Activity
Return all the data exactly, keeping the pictures out.

Stored records:
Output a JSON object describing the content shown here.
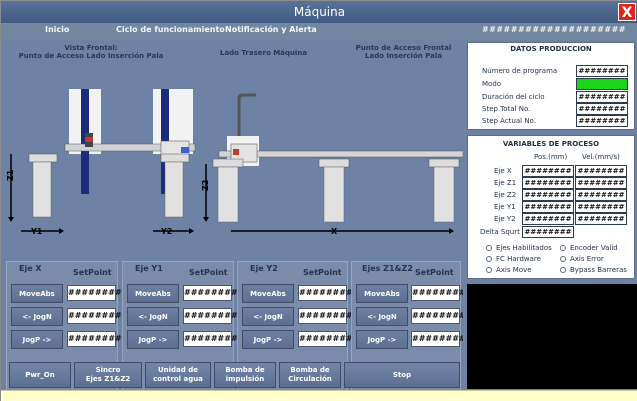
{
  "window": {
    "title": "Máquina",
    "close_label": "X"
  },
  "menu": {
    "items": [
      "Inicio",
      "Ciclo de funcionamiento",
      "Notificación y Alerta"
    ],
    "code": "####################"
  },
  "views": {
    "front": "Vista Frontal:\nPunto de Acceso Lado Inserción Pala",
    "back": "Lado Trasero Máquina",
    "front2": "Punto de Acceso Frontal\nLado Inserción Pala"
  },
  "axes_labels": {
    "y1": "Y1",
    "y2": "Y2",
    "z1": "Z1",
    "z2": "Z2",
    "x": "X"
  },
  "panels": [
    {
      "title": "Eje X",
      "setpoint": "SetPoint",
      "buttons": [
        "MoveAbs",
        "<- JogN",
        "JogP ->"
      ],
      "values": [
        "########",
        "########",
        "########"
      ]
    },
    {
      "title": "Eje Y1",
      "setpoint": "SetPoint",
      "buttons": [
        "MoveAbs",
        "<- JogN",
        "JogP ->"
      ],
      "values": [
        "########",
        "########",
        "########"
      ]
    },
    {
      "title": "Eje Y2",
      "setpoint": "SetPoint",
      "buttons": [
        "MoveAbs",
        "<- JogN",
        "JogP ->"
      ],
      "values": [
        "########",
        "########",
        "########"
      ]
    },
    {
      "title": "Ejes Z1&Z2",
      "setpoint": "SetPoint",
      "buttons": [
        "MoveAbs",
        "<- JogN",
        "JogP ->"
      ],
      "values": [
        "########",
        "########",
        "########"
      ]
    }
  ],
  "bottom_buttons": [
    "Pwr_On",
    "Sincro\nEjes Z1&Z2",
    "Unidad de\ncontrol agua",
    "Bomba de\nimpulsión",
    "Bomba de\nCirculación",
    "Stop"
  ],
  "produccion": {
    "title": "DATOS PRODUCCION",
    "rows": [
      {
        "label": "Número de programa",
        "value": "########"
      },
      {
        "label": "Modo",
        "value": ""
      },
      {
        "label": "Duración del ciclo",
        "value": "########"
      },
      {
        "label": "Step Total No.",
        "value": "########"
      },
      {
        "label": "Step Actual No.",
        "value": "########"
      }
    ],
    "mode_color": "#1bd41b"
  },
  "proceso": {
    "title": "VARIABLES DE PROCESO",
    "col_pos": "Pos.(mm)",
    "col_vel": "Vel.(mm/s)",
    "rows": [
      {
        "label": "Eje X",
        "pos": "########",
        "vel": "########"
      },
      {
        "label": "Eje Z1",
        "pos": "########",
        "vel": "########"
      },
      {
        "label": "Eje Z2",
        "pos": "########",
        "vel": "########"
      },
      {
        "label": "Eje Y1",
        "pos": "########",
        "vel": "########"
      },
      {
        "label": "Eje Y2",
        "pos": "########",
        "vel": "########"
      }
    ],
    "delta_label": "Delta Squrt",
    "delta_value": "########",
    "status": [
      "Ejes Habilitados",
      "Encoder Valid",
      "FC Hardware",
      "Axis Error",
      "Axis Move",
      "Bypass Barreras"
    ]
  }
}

Response for this exercise
Output a JSON object describing the content shown here.
{
  "window": {
    "title": "Máquina",
    "close_label": "X"
  },
  "menu": {
    "items": [
      "Inicio",
      "Ciclo de funcionamiento",
      "Notificación y Alerta"
    ],
    "code": "####################"
  },
  "views": {
    "front": "Vista Frontal:\nPunto de Acceso Lado Inserción Pala",
    "back": "Lado Trasero Máquina",
    "front2": "Punto de Acceso Frontal\nLado Inserción Pala"
  },
  "axes_labels": {
    "y1": "Y1",
    "y2": "Y2",
    "z1": "Z1",
    "z2": "Z2",
    "x": "X"
  },
  "panels": [
    {
      "title": "Eje X",
      "setpoint": "SetPoint",
      "buttons": [
        "MoveAbs",
        "<- JogN",
        "JogP ->"
      ],
      "values": [
        "########",
        "########",
        "########"
      ]
    },
    {
      "title": "Eje Y1",
      "setpoint": "SetPoint",
      "buttons": [
        "MoveAbs",
        "<- JogN",
        "JogP ->"
      ],
      "values": [
        "########",
        "########",
        "########"
      ]
    },
    {
      "title": "Eje Y2",
      "setpoint": "SetPoint",
      "buttons": [
        "MoveAbs",
        "<- JogN",
        "JogP ->"
      ],
      "values": [
        "########",
        "########",
        "########"
      ]
    },
    {
      "title": "Ejes Z1&Z2",
      "setpoint": "SetPoint",
      "buttons": [
        "MoveAbs",
        "<- JogN",
        "JogP ->"
      ],
      "values": [
        "########",
        "########",
        "########"
      ]
    }
  ],
  "bottom_buttons": [
    "Pwr_On",
    "Sincro\nEjes Z1&Z2",
    "Unidad de\ncontrol agua",
    "Bomba de\nimpulsión",
    "Bomba de\nCirculación",
    "Stop"
  ],
  "produccion": {
    "title": "DATOS PRODUCCION",
    "rows": [
      {
        "label": "Número de programa",
        "value": "########"
      },
      {
        "label": "Modo",
        "value": ""
      },
      {
        "label": "Duración del ciclo",
        "value": "########"
      },
      {
        "label": "Step Total No.",
        "value": "########"
      },
      {
        "label": "Step Actual No.",
        "value": "########"
      }
    ],
    "mode_color": "#1bd41b"
  },
  "proceso": {
    "title": "VARIABLES DE PROCESO",
    "col_pos": "Pos.(mm)",
    "col_vel": "Vel.(mm/s)",
    "rows": [
      {
        "label": "Eje X",
        "pos": "########",
        "vel": "########"
      },
      {
        "label": "Eje Z1",
        "pos": "########",
        "vel": "########"
      },
      {
        "label": "Eje Z2",
        "pos": "########",
        "vel": "########"
      },
      {
        "label": "Eje Y1",
        "pos": "########",
        "vel": "########"
      },
      {
        "label": "Eje Y2",
        "pos": "########",
        "vel": "########"
      }
    ],
    "delta_label": "Delta Squrt",
    "delta_value": "########",
    "status": [
      "Ejes Habilitados",
      "Encoder Valid",
      "FC Hardware",
      "Axis Error",
      "Axis Move",
      "Bypass Barreras"
    ]
  }
}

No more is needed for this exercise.